= Beginning of Section =

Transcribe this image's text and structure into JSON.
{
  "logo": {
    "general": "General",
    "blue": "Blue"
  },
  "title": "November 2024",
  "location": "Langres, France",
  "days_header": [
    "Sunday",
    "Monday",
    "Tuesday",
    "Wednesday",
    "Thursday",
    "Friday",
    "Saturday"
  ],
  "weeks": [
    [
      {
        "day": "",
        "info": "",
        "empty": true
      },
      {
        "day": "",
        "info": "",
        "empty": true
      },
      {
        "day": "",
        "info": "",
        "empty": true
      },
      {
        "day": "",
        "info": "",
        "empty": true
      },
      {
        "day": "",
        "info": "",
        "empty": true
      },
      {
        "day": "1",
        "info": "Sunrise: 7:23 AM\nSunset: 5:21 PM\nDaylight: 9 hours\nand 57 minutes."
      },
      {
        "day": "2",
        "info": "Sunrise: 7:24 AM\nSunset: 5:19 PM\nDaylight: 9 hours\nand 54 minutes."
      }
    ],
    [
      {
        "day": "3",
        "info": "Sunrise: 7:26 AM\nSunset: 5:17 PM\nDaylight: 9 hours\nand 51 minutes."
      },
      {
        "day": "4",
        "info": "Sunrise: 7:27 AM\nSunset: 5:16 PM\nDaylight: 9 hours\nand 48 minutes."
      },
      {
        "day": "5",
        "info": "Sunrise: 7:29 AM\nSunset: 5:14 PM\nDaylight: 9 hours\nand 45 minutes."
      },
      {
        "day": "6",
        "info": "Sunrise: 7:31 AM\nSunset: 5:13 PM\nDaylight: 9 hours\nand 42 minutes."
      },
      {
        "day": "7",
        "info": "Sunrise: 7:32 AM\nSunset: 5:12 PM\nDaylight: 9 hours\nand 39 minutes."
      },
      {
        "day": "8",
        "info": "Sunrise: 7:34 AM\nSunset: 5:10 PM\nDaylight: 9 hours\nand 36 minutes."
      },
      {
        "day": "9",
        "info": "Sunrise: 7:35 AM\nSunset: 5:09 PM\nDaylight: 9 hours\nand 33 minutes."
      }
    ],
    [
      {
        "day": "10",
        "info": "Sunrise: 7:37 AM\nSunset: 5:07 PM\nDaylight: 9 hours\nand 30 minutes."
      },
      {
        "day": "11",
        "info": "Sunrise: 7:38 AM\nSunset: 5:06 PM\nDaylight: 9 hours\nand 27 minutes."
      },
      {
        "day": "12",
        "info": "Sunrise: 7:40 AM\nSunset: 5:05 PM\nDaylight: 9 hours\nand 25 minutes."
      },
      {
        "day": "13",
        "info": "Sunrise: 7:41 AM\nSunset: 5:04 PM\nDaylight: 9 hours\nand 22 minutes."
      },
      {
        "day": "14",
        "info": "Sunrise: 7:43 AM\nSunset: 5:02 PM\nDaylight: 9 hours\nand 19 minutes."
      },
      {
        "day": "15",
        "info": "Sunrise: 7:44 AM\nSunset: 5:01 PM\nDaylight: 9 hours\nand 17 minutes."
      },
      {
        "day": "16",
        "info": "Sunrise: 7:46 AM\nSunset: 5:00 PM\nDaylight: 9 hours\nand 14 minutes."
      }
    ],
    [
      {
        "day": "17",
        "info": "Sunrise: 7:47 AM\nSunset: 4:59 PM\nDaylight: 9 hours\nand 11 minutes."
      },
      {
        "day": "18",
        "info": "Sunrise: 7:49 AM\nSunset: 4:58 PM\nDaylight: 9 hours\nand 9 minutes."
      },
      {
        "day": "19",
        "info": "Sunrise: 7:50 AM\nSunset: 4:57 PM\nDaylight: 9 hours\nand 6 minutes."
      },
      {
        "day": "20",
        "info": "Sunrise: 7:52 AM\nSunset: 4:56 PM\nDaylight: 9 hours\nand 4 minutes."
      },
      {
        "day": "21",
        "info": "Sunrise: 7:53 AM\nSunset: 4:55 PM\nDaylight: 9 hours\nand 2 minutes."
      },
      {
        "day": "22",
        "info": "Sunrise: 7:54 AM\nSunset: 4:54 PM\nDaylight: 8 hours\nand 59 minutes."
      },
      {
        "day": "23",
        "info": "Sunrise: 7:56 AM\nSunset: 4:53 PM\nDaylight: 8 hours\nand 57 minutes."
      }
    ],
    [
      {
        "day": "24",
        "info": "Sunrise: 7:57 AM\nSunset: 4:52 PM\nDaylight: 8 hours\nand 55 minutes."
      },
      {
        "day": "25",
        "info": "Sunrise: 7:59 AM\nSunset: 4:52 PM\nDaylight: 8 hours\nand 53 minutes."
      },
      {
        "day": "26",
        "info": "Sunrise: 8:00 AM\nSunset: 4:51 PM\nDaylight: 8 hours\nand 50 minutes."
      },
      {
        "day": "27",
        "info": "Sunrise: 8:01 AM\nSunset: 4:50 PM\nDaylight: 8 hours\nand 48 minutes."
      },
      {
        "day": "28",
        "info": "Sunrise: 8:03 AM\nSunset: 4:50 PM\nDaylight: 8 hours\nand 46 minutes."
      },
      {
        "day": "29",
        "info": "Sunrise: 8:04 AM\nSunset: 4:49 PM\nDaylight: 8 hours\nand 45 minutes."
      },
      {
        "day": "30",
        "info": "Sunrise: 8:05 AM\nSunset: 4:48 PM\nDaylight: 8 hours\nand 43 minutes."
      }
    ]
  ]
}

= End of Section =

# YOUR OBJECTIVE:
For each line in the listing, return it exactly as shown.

# WRITTEN RESPONSE:
Transcribe this image's text and structure into JSON.
{
  "logo": {
    "general": "General",
    "blue": "Blue"
  },
  "title": "November 2024",
  "location": "Langres, France",
  "days_header": [
    "Sunday",
    "Monday",
    "Tuesday",
    "Wednesday",
    "Thursday",
    "Friday",
    "Saturday"
  ],
  "weeks": [
    [
      {
        "day": "",
        "info": "",
        "empty": true
      },
      {
        "day": "",
        "info": "",
        "empty": true
      },
      {
        "day": "",
        "info": "",
        "empty": true
      },
      {
        "day": "",
        "info": "",
        "empty": true
      },
      {
        "day": "",
        "info": "",
        "empty": true
      },
      {
        "day": "1",
        "info": "Sunrise: 7:23 AM\nSunset: 5:21 PM\nDaylight: 9 hours\nand 57 minutes."
      },
      {
        "day": "2",
        "info": "Sunrise: 7:24 AM\nSunset: 5:19 PM\nDaylight: 9 hours\nand 54 minutes."
      }
    ],
    [
      {
        "day": "3",
        "info": "Sunrise: 7:26 AM\nSunset: 5:17 PM\nDaylight: 9 hours\nand 51 minutes."
      },
      {
        "day": "4",
        "info": "Sunrise: 7:27 AM\nSunset: 5:16 PM\nDaylight: 9 hours\nand 48 minutes."
      },
      {
        "day": "5",
        "info": "Sunrise: 7:29 AM\nSunset: 5:14 PM\nDaylight: 9 hours\nand 45 minutes."
      },
      {
        "day": "6",
        "info": "Sunrise: 7:31 AM\nSunset: 5:13 PM\nDaylight: 9 hours\nand 42 minutes."
      },
      {
        "day": "7",
        "info": "Sunrise: 7:32 AM\nSunset: 5:12 PM\nDaylight: 9 hours\nand 39 minutes."
      },
      {
        "day": "8",
        "info": "Sunrise: 7:34 AM\nSunset: 5:10 PM\nDaylight: 9 hours\nand 36 minutes."
      },
      {
        "day": "9",
        "info": "Sunrise: 7:35 AM\nSunset: 5:09 PM\nDaylight: 9 hours\nand 33 minutes."
      }
    ],
    [
      {
        "day": "10",
        "info": "Sunrise: 7:37 AM\nSunset: 5:07 PM\nDaylight: 9 hours\nand 30 minutes."
      },
      {
        "day": "11",
        "info": "Sunrise: 7:38 AM\nSunset: 5:06 PM\nDaylight: 9 hours\nand 27 minutes."
      },
      {
        "day": "12",
        "info": "Sunrise: 7:40 AM\nSunset: 5:05 PM\nDaylight: 9 hours\nand 25 minutes."
      },
      {
        "day": "13",
        "info": "Sunrise: 7:41 AM\nSunset: 5:04 PM\nDaylight: 9 hours\nand 22 minutes."
      },
      {
        "day": "14",
        "info": "Sunrise: 7:43 AM\nSunset: 5:02 PM\nDaylight: 9 hours\nand 19 minutes."
      },
      {
        "day": "15",
        "info": "Sunrise: 7:44 AM\nSunset: 5:01 PM\nDaylight: 9 hours\nand 17 minutes."
      },
      {
        "day": "16",
        "info": "Sunrise: 7:46 AM\nSunset: 5:00 PM\nDaylight: 9 hours\nand 14 minutes."
      }
    ],
    [
      {
        "day": "17",
        "info": "Sunrise: 7:47 AM\nSunset: 4:59 PM\nDaylight: 9 hours\nand 11 minutes."
      },
      {
        "day": "18",
        "info": "Sunrise: 7:49 AM\nSunset: 4:58 PM\nDaylight: 9 hours\nand 9 minutes."
      },
      {
        "day": "19",
        "info": "Sunrise: 7:50 AM\nSunset: 4:57 PM\nDaylight: 9 hours\nand 6 minutes."
      },
      {
        "day": "20",
        "info": "Sunrise: 7:52 AM\nSunset: 4:56 PM\nDaylight: 9 hours\nand 4 minutes."
      },
      {
        "day": "21",
        "info": "Sunrise: 7:53 AM\nSunset: 4:55 PM\nDaylight: 9 hours\nand 2 minutes."
      },
      {
        "day": "22",
        "info": "Sunrise: 7:54 AM\nSunset: 4:54 PM\nDaylight: 8 hours\nand 59 minutes."
      },
      {
        "day": "23",
        "info": "Sunrise: 7:56 AM\nSunset: 4:53 PM\nDaylight: 8 hours\nand 57 minutes."
      }
    ],
    [
      {
        "day": "24",
        "info": "Sunrise: 7:57 AM\nSunset: 4:52 PM\nDaylight: 8 hours\nand 55 minutes."
      },
      {
        "day": "25",
        "info": "Sunrise: 7:59 AM\nSunset: 4:52 PM\nDaylight: 8 hours\nand 53 minutes."
      },
      {
        "day": "26",
        "info": "Sunrise: 8:00 AM\nSunset: 4:51 PM\nDaylight: 8 hours\nand 50 minutes."
      },
      {
        "day": "27",
        "info": "Sunrise: 8:01 AM\nSunset: 4:50 PM\nDaylight: 8 hours\nand 48 minutes."
      },
      {
        "day": "28",
        "info": "Sunrise: 8:03 AM\nSunset: 4:50 PM\nDaylight: 8 hours\nand 46 minutes."
      },
      {
        "day": "29",
        "info": "Sunrise: 8:04 AM\nSunset: 4:49 PM\nDaylight: 8 hours\nand 45 minutes."
      },
      {
        "day": "30",
        "info": "Sunrise: 8:05 AM\nSunset: 4:48 PM\nDaylight: 8 hours\nand 43 minutes."
      }
    ]
  ]
}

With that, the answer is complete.